19. CHI made the first shipment of modular homes to Israel on September 4, 1991. IDB wrote to Leumi to request a reimbursement for the first shipment on October 29, 1991. (JPO PP 14-16.)
20. On November 7, 1991, CHI directed IDB in writing that the First Payment, when authorized by Leumi and forwarded to IDB, be paid to CHI by check sent to CHI's West Virginia office. There was no mention in these instructions of either Weyerhaeuser or an assignment. (JPO P 26; Def.'s Exh. AA.)
21. On November 7, 1991, the First Payment, in the amount of $ 342,451.07, authorized by Leumi, was sent by Federal Express from IDB to CHI in the form of an official IDB check. (JPO P 27.) Upon disbursement of the First Payment on November 7, 1991, IDB endorsed down the amount of the payment on the Original Credit. IDB then forwarded the Original Credit by Federal Express on November 7, 1991, together with the First Payment, to CHI at CHI's address in Martinsburg, West Virginia as set forth in the Credit and the written instructions received from CHI. (Serrano Aff. P 12.)
22. CHI made the second shipment of modular homes to Israel on September 29, 1991. IDB wrote to Leumi to request a reimbursement for the second shipment on November 1, 1991. (JPO PP 17, 18.)
23. By facsimile dated November 28, 1991, CHI directed IDB in writing that the second payment ("Second Payment") be made by check sent to CHI by Federal Express. There was no mention in this facsimile of either Weyerhaeuser or an assignment. (JPO P 40; Def.'s Exh. CC.)
24. Thereafter, by facsimile dated December 3, 1991, CHI directed IDB that the Second Payment be made by electronic transfer to CHI's account at Old National Bank ("ONB"). There was no mention in this facsimile of either Weyerhaeuser or an assignment. (JPO P 41; Pl.'s Exh. 59.)
25. On December 3, 1991, the full amount of the Second Payment, in the amount of $ 343,180.00, approved by Leumi and disbursed through IDB, was sent by wire transfer by IDB to CHI's account at ONB. (JPO P 42.) Consistent with IDB's policies, procedures and routine practice, the Original Credit was presented by CHI to IDB prior to the disbursement of the Second Payment. (Marin Aff. P 19; Serrano Aff. P 9.)

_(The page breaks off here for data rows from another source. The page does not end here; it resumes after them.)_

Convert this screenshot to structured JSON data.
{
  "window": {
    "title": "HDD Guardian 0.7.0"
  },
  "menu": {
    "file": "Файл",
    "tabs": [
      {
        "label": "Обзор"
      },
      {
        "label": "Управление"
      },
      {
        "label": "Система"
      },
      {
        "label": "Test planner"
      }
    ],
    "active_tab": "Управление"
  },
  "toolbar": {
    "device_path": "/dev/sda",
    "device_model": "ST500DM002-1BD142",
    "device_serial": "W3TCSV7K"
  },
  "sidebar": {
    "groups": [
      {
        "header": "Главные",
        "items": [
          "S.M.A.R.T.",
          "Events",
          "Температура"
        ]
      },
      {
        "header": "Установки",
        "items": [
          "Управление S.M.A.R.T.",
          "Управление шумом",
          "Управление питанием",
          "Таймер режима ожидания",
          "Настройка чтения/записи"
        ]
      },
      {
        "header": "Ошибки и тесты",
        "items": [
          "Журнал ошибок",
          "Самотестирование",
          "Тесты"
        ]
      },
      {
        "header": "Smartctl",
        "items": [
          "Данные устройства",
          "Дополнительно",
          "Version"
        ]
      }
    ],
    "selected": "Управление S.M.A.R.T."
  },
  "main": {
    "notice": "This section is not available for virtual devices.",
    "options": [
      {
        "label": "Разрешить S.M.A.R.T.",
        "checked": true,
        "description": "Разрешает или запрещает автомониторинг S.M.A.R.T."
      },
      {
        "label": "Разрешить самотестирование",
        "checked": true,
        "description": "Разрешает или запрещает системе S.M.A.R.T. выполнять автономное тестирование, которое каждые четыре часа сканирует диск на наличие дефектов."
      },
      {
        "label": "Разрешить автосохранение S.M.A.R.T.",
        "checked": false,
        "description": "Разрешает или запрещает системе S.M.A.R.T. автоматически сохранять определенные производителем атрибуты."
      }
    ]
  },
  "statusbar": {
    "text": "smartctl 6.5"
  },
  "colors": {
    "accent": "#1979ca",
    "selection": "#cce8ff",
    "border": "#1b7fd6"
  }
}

26. Subsequent to its receipt of the Second Payment, CHI paid Weyerhaeuser, from the proceeds of the Second Payment, the sum of $ 138,861.56. (Def.'s Exh. JJ.)
27. According to CHI's checking account statements for December, 1991 maintained by ONB, on December 3, 1991, CHI received the proceeds of the Second Payment and, by check number 8474, which cleared on December 18, 1991, the sum of $ 138,861.56 was disbursed by CHI to Weyerhaeuser. Weyerhaeuser admitted in its original complaint that "in December, 1991, [Weyerhaeuser] did obtain a payment of $ 138,861.56 directly from CHI, which claimed that these funds came from a December 7, 1991 drawing under the Letter of Credit." (See Complaint P 18; Def.'s Exhs. AAA, JJ.)
28. Consistent with IDB's policies, procedures and routine practice, upon making the Second Payment, IDB endorsed down the amount of the payment on the Original Credit. The Original Credit then was returned by IDB, by first class mail, to CHI to at CHI's Martinsburg, West Virginia address set forth in the Credit and the written instructions received from CHI. (Marin Aff. P 19.)
29. CHI made the third shipment of modular homes to Israel on October 16, 1991. IDB wrote to Leumi to request a reimbursement for the third shipment ...